Given the intense action your shoulders and upper arms face during pickleball, starting with shoulder shrugs is essential. Not only does this warm up the muscles, but it also helps in aligning my posture.
- Stand with feet shoulder-width apart, keeping knees soft.
- With arms at the sides, slowly lift the shoulders towards the ears while inhaling.
- Exhale and lower them in a smooth, controlled motion.
I have a buddy who calls these “I dunno’s” because that’s the motion to make with your shoulders.
To prevent injury from reaching with the pickleball paddle, I ensure my arms are well-stretched.
- Deltoid Stretch: Extend one arm straight across the front of your body. Use the other hand or arm to hold it in place.
- Tricep Stretch: Bend an arm, touching the hand to the shoulder. Raise the elbow level to the head, holding it with the opposite hand.
- Bicep and Forearm Stretch: Extend arms in front, palms up. Gently pull fingers downward with the opposite hand, feeling a gentle stretch from the wrist to shoulder.
Dynamic Arm Circles
This offers a more dynamic stretch than traditional arm stretches.
- Execute 3-4 large circles with each arm in various directions: front to back beside the body, side to side in front and behind the body, overhead like twirling a lasso, and finally, leaning forward with arms hanging and rotating.
Tight hamstrings can be a pickleball player’s downfall. The standing hamstring stretch has been a game-changer for my flexibility.
- Stand straight and extend one leg forward, slightly bending the other.

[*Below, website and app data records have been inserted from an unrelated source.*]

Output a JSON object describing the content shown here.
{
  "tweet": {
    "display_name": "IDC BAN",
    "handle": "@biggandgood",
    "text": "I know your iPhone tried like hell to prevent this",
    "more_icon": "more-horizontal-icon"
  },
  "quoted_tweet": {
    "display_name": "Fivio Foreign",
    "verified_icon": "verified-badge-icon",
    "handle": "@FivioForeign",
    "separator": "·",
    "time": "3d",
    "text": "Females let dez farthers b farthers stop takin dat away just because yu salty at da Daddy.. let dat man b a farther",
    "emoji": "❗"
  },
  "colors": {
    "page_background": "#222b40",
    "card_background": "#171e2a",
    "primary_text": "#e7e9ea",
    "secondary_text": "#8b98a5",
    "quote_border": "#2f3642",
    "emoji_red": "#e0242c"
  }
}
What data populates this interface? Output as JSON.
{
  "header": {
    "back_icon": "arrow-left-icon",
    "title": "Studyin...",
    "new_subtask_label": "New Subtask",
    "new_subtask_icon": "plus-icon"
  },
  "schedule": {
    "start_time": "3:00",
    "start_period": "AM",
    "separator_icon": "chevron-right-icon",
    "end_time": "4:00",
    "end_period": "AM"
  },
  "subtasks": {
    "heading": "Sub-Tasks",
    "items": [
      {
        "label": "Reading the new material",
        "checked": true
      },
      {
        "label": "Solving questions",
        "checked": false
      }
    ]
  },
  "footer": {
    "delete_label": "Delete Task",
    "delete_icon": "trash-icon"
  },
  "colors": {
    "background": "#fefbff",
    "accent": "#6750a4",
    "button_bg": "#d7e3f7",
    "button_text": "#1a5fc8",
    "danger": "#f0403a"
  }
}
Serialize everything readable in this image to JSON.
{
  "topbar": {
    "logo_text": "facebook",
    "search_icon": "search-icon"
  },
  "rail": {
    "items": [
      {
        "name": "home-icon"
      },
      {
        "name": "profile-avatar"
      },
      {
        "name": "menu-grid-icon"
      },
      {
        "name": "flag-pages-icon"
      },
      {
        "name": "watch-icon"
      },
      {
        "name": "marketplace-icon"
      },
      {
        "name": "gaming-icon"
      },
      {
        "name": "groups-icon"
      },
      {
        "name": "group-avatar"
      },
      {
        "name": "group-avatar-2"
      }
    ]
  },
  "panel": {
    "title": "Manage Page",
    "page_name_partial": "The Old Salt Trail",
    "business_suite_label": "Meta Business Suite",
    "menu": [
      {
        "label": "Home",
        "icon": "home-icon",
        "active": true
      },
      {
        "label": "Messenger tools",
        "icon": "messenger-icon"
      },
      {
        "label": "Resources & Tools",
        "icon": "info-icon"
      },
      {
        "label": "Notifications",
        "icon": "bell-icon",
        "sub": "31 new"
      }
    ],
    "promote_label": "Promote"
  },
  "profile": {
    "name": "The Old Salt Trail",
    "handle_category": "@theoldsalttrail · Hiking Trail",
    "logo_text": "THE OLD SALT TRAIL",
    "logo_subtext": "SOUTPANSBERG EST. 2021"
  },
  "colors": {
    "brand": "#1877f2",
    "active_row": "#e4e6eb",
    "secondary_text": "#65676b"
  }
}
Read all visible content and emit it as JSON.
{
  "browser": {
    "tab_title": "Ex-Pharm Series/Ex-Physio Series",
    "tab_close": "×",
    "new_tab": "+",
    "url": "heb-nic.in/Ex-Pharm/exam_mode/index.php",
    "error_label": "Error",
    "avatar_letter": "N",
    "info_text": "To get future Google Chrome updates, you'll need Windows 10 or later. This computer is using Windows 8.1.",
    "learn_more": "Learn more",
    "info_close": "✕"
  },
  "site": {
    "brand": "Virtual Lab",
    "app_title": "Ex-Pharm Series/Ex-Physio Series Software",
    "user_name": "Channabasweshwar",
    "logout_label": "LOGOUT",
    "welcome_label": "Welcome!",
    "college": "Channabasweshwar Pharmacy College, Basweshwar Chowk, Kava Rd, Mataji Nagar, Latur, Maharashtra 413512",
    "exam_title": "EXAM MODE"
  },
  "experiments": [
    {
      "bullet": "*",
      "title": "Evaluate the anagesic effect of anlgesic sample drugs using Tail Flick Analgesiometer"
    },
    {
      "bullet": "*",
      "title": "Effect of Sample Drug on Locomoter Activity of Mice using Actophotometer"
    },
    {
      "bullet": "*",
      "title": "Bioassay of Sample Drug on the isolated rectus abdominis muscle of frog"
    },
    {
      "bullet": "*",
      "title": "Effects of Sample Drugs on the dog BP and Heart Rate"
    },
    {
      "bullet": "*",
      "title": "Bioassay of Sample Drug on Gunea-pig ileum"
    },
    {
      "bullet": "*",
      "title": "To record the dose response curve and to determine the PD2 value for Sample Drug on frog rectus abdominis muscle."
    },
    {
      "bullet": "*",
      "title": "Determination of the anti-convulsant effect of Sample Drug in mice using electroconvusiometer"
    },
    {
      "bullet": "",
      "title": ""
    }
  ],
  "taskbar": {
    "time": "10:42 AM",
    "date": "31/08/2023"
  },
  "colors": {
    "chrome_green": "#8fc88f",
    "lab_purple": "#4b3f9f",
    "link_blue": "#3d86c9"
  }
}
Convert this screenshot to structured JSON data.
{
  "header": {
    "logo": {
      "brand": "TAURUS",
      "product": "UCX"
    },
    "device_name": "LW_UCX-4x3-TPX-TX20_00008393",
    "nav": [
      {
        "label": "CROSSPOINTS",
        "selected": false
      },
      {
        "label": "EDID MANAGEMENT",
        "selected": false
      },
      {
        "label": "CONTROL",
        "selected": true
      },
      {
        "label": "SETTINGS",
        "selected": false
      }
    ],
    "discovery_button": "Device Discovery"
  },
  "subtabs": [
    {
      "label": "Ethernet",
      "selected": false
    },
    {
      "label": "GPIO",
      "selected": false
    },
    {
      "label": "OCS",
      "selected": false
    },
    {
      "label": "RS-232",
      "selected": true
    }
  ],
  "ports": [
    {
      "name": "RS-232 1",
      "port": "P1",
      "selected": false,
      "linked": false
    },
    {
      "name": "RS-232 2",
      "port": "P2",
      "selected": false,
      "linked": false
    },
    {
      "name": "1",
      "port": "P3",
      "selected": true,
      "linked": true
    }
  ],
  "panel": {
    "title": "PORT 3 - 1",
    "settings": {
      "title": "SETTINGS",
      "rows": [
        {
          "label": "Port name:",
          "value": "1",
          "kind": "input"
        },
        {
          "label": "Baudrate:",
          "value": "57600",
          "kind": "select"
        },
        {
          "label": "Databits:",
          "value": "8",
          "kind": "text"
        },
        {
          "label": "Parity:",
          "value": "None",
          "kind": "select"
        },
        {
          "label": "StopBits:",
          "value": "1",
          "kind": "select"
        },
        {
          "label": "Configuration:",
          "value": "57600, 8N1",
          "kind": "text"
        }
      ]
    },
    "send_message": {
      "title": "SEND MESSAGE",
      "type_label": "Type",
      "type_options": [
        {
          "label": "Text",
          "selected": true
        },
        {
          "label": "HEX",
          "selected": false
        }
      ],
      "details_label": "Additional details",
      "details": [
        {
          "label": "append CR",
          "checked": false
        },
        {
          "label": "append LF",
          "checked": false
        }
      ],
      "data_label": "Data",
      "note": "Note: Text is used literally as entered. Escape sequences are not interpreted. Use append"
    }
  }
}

- Lean forward, placing hands on the extended leg, ensuring the back remains straight.
- Maintain this position for about 30-40 seconds before switching legs.
This light cardio warm-up increases my heart rate and works all my muscles. However, it’s essential to be mindful of your knees, especially if you’ve had past injuries or are older.
- I typically perform 10-20 hops on each side, using my paddle’s length as a guide for distance.
Before diving into a game, I engage in some straightforward dinking, progressively moving backwards every two minutes until my opponent and I are at the baseline…and then we work our way back to the net. It’s all about getting the feel without going all out.
Your quads are crucial for those quick sprints and sudden stops in pickleball.
- Standing straight, bend one knee and bring your heel towards your buttocks.
- Hold onto your ankle with the same side hand, ensuring your knees stay close together.
- Tilt your pelvis slightly forward to intensify the stretch and hold for about 30 seconds before switching to the other leg.
Calf Raises and Stretches
Calves often get overlooked, but they’re vital for agile movements on the court.
- Start by facing a wall with your hands pressed against it for support.
- Slowly raise both heels off the ground, standing on your toes, and then lower them back down.
- For a deeper stretch, step one foot back, pressing the heel into the ground and leaning forward slightly. You should feel a stretch in the calf of the extended leg. Hold for 30 seconds and switch legs.
Good for loosening up the core and lower back.
- Stand with your feet hip-width apart.
- Extend your arms straight out to the sides, keeping them at shoulder height.
- Slowly twist your torso to the right, looking over your right shoulder, then twist to the left, looking over your left shoulder.
- Repeat this motion several times, ensuring you’re moving from the torso and not just the shoulders.
Integrating these stretches ensures that most major muscle groups are addressed, setting the stage for an injury-free pickleball session. Remember always to perform stretches slowly and smoothly, avoiding any jerky motions. If you ever feel pain (not to be confused with the mild discomfort of a stretch), stop immediately.
Warm-ups aren’t just an afterthought; they’re vital for performance and safety. Whether you adopt my routine or tailor it to your needs, always ensure you’re warmed up before any pickleball game.